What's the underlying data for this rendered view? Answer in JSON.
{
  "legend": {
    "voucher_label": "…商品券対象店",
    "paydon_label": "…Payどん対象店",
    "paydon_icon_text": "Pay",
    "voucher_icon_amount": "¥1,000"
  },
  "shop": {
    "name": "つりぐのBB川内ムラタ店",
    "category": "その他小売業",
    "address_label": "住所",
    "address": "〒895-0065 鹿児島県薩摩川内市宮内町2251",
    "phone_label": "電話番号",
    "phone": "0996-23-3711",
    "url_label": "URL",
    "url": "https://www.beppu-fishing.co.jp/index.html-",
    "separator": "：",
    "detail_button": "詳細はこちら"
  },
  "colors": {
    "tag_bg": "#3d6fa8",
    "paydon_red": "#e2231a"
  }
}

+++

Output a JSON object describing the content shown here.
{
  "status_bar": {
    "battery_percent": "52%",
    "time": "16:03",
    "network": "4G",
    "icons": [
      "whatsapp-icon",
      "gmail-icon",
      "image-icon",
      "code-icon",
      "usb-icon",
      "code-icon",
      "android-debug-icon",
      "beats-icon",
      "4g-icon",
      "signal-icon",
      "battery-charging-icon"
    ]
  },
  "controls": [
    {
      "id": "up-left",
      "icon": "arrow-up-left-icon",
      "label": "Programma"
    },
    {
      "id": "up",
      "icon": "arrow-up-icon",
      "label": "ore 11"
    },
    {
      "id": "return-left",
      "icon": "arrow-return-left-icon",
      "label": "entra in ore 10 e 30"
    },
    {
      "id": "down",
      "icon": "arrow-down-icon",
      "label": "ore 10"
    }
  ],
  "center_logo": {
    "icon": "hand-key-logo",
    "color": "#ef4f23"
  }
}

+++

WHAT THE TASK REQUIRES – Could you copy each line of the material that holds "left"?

EXERCISE SOLUTION –
      "id": "up-left",
      "icon": "arrow-up-left-icon",
      "id": "return-left",
      "icon": "arrow-return-left-icon",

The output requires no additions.